FWR Says: A persons’ life-long learning is moulded by home and school collaboration.

Sunday, December 08, 2013


FWR Says: Risks in good families - Grandparent Contacts

We know that some grandparents can have great influences on the character of children - for good or for bad. We also know that, today, there is often some distance between a family and the grandparents. And, we also know that today’s parents are so rushed they have little time for themselves without thinking about the grandparents.

There are some risks in all this. Parents can miss guidance of children. The children can miss important influences and lessons grandparents have learned. In earlier days, grandparents were close to families so that the children got benefits from six or more adults. Sadly that day has gone.
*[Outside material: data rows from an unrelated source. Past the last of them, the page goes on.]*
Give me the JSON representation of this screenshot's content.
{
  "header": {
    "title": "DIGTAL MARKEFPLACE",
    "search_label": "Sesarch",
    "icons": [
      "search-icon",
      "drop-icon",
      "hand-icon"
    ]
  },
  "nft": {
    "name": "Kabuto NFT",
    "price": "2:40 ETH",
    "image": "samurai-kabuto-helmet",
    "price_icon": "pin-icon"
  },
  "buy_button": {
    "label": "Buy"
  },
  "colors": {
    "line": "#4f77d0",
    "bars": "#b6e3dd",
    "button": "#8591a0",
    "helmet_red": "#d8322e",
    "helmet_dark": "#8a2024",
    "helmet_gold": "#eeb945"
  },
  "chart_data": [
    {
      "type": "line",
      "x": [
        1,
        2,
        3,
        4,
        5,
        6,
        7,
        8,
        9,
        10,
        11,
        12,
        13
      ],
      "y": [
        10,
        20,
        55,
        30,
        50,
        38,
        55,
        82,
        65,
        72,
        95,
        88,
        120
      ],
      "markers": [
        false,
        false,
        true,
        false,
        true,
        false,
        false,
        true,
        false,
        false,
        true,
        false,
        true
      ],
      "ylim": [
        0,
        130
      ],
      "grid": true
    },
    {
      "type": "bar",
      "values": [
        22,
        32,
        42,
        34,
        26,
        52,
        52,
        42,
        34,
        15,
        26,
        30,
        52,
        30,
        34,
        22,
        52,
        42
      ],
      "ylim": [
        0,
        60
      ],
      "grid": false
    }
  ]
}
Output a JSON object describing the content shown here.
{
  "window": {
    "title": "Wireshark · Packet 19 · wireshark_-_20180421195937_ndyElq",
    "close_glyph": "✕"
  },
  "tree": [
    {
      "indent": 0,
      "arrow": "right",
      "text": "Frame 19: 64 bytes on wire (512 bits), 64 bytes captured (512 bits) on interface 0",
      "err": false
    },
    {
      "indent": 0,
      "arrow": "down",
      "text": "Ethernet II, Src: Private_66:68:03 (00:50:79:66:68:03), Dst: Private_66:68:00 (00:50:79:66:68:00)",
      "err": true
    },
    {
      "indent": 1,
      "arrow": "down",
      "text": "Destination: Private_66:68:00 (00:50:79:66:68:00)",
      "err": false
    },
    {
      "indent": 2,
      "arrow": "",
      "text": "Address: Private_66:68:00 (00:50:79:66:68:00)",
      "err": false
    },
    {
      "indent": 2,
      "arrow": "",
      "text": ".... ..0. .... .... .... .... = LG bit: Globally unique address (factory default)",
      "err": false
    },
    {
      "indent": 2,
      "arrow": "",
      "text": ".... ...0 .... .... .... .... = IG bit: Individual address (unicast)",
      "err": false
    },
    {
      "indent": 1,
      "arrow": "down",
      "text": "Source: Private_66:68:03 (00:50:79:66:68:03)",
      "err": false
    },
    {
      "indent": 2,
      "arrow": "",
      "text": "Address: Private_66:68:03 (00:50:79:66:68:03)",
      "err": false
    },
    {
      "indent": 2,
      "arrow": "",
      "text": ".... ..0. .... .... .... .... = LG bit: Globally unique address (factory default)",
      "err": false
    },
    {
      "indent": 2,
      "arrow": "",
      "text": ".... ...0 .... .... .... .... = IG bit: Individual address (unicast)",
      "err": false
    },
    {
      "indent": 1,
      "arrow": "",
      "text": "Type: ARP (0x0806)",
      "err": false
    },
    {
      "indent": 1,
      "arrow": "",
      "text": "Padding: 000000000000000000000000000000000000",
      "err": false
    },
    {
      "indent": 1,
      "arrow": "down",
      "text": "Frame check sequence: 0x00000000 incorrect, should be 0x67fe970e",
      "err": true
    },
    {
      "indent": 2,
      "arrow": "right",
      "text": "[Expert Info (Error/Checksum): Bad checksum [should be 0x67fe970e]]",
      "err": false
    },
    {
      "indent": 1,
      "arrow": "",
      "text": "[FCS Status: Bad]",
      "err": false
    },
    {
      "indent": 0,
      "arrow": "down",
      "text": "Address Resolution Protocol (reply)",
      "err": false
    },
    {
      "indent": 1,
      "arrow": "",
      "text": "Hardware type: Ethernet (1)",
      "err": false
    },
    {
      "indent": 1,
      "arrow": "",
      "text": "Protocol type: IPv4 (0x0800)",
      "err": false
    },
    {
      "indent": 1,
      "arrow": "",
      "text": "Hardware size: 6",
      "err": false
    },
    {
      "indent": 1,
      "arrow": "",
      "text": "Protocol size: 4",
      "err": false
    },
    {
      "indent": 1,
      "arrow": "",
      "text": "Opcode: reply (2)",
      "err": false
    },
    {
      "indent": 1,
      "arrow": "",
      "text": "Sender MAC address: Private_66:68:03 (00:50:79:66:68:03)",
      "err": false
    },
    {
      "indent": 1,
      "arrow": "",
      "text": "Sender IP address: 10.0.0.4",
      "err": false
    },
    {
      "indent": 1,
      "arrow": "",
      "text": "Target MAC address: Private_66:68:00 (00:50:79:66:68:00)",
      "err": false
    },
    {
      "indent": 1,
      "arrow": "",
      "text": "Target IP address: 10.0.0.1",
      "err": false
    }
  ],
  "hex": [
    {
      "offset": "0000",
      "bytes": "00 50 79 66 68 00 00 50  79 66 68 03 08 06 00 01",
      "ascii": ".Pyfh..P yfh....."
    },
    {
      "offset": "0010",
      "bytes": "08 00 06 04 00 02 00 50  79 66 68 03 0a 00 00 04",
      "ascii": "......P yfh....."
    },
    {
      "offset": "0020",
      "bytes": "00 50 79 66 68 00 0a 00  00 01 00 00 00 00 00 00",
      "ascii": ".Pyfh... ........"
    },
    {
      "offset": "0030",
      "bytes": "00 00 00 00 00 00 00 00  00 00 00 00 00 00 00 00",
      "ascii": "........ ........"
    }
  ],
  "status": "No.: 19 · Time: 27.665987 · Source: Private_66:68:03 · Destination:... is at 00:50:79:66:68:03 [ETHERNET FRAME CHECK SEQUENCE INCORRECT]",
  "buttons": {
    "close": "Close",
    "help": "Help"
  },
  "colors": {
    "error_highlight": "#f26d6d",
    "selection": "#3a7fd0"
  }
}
In the Williams family, there were obstacles to the children’s access to the grandparents. Distance was one. Religion was another - the younger generation had no interest in the church in which they were raised. Then there was the all too common matter of parents wanting to prove themselves – hence resenting grandparent contacts. This is close to tragic for both the children and the grandparents. For some mysterious reason this generation of parents has little regard for their own history.

Some tips for grandparents:
  • Don’t back off
  • Special events are always good
  • Money can be used in personal ways

FWR Says: Each child needs to know his grandparents

Saturday, November 23, 2013


FWR Says: Risks in Good Families - Trust

Here we have a tricky matter. Some folks are more trusting than others. You can have it and lose it. If you have it, it can grow with time and experience. How does it get started? Maybe an attempt to understand it will help.

Trust is acceptance and respect without knowledge. Trust happens despite lack of information. Trust therefore, is a gift to someone out of the blue. It just happens. Where it goes depends on the relationships and experiences that follow.

A newcomer was greeted into a closely knit church group. The sponsor was gracious as was the group. During a conversation with the sponsor, he pointed out that it would take time to get trust from the group. The newcomer was taken aback. He said to himself, this is an ingrown group if it cannot extend trust to newcomers.

There is a unique type of trust which is found primarily in marriage. It is a deep trust that stays trusting despite bad experiences. That kind of trust does not shy away from the facts. It lives on openness. If the facts are not good then there is either forgiveness or loss of trust.

From this we see that trust is a precious but fragile matter. It calls for much from the giver. The payoff is another person who becomes trusting – with both enjoying a new sense of security.

FWR Says: Trust starts with a lot of giving and risk - the payoff is big!

Sunday, November 10, 2013


FWR Says: The Risks in Good Families – The Community?

The family gets all its life from the community.

From taxes, we get: roads, police, fire protection, health care, schools, colleges, sanitation, and the military.

From business, we get: food, clothing, drugs, beauty aides, funerals, flights, trains, videos, TV, phones, casinos, entertainment and the internet.

From the volunteers, we get: art, music, drama, boys and girls clubs, YMCA, YWCA, sports (hockey, baseball, soccer, football), flowers, books, stamps and conservation clubs, churches, camps, service clubs, neighbourhood watch, seniors programs, and A.A.

From the above we seem to have three very big and different family resources: The Basics, The Human Services and The Quality of Life Resources.

Please note that quality of life resources come from volunteer efforts. In Canada, there are 165,000 non-profit organizations. One tenth of Canadians volunteer at least a half a day a week (Nine tenths don’t).

The quality of life in a free society comes from volunteer efforts. Most of our present human services originated by volunteers. The family that doesn’t volunteer needs to think about its quality of life and that of its neighbours.

FWR Says: A family finds its meaning and its wellness through community volunteering?